EXERCISE BRIEF: Pull each line with the string "time" from the entries.

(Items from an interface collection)
+ + + + +
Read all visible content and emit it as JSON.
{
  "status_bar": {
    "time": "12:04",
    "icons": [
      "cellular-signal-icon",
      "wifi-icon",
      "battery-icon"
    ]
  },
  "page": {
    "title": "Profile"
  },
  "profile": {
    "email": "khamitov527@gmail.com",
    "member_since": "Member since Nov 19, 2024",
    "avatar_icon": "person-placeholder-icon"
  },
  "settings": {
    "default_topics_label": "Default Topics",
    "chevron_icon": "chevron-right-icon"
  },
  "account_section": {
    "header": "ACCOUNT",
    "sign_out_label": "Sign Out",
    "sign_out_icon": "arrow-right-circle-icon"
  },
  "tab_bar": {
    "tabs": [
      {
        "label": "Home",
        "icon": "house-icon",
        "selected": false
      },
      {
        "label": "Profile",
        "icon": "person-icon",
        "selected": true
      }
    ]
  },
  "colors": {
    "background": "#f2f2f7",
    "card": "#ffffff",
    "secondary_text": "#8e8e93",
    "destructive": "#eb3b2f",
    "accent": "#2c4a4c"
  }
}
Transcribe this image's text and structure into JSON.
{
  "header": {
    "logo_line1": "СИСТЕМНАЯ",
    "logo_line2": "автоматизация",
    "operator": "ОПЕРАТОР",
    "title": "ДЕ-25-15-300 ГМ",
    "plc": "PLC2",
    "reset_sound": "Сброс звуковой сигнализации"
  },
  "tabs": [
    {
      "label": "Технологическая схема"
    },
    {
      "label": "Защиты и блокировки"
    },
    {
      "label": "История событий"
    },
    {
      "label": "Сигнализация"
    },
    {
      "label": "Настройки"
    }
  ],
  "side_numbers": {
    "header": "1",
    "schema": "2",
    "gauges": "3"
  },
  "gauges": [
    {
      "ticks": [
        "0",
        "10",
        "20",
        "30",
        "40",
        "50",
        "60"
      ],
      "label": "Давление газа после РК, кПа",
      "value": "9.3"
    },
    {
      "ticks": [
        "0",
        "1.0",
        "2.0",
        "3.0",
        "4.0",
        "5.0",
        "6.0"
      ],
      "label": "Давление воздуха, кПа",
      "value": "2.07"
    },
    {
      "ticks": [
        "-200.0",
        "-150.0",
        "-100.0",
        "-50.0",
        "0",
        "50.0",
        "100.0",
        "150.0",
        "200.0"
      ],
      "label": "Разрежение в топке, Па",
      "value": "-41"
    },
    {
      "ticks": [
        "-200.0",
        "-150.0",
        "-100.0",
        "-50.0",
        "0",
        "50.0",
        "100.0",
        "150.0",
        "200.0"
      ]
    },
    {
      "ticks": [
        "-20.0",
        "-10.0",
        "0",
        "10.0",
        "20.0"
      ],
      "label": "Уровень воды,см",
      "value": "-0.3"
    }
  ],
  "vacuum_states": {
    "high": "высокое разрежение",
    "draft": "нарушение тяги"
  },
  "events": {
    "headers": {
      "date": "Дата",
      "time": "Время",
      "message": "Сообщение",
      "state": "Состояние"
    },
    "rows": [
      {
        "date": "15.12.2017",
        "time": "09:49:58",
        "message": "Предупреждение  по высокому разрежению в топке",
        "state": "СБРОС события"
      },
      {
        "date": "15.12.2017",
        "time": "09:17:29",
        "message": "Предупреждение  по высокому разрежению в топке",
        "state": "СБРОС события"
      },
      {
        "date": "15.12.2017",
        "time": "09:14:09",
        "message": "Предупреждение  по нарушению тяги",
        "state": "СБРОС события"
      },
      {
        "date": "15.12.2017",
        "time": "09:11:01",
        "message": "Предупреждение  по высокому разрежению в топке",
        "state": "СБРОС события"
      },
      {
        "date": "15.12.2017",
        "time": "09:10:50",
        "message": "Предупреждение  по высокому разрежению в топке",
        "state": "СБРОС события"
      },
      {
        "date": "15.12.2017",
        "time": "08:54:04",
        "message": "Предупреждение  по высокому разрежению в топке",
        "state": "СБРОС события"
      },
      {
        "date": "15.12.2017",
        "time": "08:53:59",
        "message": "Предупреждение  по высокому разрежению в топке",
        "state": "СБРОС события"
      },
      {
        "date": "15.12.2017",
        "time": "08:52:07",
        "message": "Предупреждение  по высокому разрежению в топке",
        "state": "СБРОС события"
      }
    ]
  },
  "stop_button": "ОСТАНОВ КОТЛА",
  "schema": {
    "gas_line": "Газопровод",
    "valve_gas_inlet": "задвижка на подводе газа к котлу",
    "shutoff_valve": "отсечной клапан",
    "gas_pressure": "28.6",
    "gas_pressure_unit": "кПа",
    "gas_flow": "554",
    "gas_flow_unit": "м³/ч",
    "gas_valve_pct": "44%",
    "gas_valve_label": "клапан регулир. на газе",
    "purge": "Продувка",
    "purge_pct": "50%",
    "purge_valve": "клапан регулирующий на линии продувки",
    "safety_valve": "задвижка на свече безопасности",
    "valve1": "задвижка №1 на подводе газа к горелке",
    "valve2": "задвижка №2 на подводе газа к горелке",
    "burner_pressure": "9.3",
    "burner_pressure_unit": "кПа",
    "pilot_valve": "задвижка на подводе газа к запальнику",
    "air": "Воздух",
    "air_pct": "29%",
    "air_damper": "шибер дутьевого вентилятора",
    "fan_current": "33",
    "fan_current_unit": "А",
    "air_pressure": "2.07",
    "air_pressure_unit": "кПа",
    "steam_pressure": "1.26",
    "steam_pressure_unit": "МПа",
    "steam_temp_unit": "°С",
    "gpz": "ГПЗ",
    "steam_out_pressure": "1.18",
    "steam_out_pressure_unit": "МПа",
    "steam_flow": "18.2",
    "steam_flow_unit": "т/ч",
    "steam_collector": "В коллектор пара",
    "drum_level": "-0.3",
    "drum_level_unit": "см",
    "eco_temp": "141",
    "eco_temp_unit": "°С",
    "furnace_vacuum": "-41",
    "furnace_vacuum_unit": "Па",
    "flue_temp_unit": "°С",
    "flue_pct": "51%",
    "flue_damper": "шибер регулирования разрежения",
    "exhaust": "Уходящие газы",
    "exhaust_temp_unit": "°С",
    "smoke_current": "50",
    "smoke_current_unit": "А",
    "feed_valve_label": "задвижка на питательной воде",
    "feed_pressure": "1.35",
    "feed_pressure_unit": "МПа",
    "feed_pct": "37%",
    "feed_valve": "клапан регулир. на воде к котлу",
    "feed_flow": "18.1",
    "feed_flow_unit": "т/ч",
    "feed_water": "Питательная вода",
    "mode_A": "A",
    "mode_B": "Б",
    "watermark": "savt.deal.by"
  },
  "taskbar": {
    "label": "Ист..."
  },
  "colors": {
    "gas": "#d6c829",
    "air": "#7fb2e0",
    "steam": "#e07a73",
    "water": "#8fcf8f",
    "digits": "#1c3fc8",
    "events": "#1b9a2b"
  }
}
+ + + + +
RESPONSE AREA:
    "time": "12:04",
      "time": "Время",
        "time": "09:49:58",
        "time": "09:17:29",
        "time": "09:14:09",
        "time": "09:11:01",
        "time": "09:10:50",
        "time": "08:54:04",
        "time": "08:53:59",
        "time": "08:52:07",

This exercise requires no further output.